Thursday, April 12, 2018

The Swimming Pool That Transports You From Beverly Hills to Bedford Falls

It took me a few years of living in Beverly Hills to know anything about its high school.

And it took me a few more to ever go visit and check it out.

Of course, when I finally did, I kicked myself...

...because it is a WPA-era, Streamline Moderne fantasy come true...

...with its undulating curves...

...and its refusal of 90-degree angles.

Though, I'll admit: That may not be true of the entire Beverly Hills High School campus.

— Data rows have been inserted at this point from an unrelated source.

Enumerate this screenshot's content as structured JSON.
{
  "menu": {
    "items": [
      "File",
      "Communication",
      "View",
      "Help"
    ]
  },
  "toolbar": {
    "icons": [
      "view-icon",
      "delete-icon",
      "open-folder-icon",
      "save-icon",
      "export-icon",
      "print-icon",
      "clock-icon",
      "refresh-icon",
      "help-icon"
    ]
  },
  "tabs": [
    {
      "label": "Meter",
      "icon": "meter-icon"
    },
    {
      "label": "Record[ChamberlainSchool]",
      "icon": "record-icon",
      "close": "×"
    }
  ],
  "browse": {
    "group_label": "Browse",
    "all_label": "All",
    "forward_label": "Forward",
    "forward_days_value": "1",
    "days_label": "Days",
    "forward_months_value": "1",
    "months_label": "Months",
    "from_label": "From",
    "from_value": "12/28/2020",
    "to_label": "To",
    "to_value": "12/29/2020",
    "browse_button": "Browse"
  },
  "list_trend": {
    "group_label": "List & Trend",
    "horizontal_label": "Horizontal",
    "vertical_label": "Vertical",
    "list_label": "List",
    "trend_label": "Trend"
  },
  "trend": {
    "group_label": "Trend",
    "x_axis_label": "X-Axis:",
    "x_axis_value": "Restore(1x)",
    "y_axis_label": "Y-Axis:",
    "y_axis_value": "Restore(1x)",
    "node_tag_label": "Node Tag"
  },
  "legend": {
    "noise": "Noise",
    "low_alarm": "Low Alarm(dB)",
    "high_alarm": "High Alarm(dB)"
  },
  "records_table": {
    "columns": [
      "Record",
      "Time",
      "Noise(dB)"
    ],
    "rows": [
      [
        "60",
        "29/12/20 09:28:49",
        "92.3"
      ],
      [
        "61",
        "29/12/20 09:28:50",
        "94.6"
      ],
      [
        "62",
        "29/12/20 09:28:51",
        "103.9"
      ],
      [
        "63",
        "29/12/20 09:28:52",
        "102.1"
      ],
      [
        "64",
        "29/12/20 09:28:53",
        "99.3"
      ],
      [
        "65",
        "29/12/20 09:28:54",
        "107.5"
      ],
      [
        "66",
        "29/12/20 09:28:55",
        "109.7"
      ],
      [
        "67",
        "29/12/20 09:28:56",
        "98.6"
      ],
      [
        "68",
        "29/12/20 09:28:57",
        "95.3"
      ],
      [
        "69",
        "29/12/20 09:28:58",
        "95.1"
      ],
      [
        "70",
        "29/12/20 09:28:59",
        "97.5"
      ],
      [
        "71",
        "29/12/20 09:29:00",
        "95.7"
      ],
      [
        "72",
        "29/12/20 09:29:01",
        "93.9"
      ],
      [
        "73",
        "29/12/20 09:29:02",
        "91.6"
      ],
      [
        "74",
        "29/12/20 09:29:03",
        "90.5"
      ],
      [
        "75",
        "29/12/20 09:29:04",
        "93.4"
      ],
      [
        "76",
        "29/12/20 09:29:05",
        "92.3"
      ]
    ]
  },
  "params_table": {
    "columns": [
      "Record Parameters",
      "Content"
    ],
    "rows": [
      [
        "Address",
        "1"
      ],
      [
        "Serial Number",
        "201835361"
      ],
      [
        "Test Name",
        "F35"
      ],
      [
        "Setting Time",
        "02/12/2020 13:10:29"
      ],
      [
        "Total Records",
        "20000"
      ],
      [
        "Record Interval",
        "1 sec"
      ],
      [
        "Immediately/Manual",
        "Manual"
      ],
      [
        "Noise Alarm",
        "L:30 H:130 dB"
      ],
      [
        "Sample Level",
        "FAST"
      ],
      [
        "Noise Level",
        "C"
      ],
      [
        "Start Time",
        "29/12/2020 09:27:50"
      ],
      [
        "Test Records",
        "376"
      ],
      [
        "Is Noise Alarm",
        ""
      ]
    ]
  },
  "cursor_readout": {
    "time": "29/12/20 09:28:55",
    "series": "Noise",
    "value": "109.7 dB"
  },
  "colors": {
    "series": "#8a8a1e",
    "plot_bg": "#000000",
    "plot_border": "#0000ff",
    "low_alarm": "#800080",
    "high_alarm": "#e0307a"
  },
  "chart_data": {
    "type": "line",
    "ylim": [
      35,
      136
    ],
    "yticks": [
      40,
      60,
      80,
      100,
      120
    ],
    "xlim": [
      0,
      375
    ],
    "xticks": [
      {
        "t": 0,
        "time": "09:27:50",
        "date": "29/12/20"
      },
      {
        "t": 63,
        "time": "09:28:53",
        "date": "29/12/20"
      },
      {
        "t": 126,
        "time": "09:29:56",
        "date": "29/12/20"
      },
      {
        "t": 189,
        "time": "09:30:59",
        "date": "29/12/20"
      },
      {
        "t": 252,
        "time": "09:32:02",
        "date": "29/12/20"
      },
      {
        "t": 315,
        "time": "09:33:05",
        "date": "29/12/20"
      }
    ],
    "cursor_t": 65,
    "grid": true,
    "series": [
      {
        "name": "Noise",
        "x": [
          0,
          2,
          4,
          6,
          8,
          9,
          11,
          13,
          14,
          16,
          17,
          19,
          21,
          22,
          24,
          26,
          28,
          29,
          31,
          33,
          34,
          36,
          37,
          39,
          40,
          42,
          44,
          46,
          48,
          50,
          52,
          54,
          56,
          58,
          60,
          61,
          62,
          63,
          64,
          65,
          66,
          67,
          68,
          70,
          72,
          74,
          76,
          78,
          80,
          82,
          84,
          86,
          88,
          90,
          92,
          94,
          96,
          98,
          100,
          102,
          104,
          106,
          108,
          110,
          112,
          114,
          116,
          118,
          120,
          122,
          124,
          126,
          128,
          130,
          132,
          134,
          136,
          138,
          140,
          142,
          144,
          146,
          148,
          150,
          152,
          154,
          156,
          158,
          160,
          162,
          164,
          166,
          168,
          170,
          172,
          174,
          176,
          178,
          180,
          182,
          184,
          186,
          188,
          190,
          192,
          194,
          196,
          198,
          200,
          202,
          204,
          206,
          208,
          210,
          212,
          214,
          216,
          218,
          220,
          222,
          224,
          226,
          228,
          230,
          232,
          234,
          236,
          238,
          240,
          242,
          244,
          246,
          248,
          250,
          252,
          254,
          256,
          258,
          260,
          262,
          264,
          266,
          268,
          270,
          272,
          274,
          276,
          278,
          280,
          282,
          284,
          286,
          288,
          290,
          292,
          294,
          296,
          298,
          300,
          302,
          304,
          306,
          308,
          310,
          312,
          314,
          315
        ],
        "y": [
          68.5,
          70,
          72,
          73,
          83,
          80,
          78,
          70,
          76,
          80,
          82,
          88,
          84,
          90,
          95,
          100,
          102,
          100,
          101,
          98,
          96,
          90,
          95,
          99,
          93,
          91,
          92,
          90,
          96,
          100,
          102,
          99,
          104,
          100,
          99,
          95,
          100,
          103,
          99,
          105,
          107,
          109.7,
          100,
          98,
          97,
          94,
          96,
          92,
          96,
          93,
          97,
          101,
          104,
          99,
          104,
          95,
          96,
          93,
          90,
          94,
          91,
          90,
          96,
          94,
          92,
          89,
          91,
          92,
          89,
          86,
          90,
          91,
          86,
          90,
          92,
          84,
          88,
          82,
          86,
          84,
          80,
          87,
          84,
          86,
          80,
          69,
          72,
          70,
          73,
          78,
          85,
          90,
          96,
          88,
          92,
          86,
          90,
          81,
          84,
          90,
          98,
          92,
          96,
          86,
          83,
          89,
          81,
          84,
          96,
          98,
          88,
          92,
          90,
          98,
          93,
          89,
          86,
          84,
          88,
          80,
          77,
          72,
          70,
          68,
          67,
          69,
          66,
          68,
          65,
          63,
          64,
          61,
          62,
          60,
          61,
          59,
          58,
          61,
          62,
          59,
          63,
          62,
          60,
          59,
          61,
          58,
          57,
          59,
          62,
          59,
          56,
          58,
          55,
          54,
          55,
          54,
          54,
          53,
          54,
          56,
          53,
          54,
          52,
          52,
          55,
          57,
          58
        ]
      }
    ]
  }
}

I wouldn't actually know, because I only made it as far as the "Swim Gym."

Built as part of the New Deal—which helped the country recover from the Great Depression—the Swim Gym was added to the high school a dozen years after it was originally built in 1927.

Screenshot from It's a Wonderful Life (Public Domain)

It wasn't until the mid-1940s that it caught the attention of location scouts for It's a Wonderful Life...

Screenshot from It's a Wonderful Life (Public Domain)

...who set the dance sequence between Jimmy Stewart and Donna Reed on its retractable basketball court...

...that opens up (much to their peril) to reveal a swimming pool.

Although humidity issues and the resulting water damage necessitated the floor to be replaced in October 2016 (since wood and water do not play nice with each other), the effect is still the same.

When you go, you can watch a basketball game or a water polo or wrestling match, or you can swim in the 25-yard pool yourself.

Or, you can walk among the upper stands and admire the 1938 farm/ranch mural...

...that adorns one of the walls...

...painted by an artist known only as "Scotti" (but I think was Ernesto Scotti, an Argentinean painter from Buenos Aires).

Not only is the Swim Gym a famous Hollywood film location and a civil engineering marvel, but it's also a pretty cool place to go swimming.

It feels grandiose and theatrical—no doubt because of the influence from architect Stiles O. Clements.

And you don't have to go to Beverly Hills High (since its students are mostly future celebrities or the offspring of celebrities) or even live in Beverly Hills.

Just bring cash to pay the lifeguard your swim fee.

Related Posts:
Photo Essay: A Trolley Tour of Beverly Hills
Swimming in Circles Under a Wide Open Sky